--- WHAT YOU WILL DO ---
Each line of the records below that holds "zoom" should be returned.

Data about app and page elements

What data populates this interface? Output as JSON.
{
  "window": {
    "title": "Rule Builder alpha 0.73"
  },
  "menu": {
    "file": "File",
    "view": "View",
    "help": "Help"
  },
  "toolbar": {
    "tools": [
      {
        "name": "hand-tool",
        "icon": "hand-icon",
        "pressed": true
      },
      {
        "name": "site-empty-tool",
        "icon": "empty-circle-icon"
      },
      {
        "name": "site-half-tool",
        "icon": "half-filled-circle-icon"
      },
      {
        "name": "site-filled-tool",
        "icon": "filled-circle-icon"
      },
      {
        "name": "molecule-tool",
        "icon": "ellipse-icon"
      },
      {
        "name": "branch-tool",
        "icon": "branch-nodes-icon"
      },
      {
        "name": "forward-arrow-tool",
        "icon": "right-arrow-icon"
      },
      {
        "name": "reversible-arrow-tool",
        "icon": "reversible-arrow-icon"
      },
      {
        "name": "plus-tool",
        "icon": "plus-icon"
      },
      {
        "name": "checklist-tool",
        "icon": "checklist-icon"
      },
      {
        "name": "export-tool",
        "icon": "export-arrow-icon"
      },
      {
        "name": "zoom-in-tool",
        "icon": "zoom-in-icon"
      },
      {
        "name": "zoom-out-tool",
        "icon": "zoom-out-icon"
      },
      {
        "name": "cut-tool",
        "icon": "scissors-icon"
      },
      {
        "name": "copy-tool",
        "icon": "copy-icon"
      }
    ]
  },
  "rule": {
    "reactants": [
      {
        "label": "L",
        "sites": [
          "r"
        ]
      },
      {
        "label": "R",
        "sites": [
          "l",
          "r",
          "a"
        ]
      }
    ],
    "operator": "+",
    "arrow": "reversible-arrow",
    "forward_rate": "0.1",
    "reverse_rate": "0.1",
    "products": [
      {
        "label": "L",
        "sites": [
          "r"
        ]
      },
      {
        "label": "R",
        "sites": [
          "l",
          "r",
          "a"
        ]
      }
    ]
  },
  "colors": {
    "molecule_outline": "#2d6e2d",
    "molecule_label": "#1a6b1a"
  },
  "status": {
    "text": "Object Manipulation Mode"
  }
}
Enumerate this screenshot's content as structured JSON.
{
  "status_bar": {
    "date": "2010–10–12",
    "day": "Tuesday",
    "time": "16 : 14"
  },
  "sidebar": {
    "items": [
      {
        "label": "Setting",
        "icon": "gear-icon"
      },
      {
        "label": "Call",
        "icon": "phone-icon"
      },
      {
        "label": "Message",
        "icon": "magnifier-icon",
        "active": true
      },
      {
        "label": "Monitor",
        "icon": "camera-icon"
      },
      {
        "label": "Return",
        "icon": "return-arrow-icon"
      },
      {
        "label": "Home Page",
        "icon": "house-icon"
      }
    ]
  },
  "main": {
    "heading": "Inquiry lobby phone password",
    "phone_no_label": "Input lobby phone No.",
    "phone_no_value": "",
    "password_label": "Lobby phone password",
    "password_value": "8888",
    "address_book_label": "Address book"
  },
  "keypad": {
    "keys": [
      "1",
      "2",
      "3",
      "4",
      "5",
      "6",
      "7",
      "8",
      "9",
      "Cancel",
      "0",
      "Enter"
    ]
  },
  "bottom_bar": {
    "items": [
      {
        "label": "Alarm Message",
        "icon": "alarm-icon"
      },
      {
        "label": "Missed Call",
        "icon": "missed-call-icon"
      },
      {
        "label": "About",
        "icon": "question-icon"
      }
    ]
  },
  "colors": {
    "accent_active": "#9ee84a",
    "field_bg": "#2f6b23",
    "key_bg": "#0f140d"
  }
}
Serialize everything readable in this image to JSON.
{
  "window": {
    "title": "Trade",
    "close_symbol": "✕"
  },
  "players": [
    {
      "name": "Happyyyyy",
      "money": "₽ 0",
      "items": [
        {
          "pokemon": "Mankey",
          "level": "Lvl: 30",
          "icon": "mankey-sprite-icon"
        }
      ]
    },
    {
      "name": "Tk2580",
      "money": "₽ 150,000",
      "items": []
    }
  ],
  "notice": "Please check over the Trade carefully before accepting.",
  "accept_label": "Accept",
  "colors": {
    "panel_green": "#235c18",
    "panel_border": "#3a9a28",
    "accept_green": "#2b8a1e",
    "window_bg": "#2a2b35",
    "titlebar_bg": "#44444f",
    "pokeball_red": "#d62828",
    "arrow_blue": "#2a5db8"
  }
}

--- SOLUTION FOR THIS PROBLEM ---
        "name": "zoom-in-tool",
        "icon": "zoom-in-icon"
        "name": "zoom-out-tool",
        "icon": "zoom-out-icon"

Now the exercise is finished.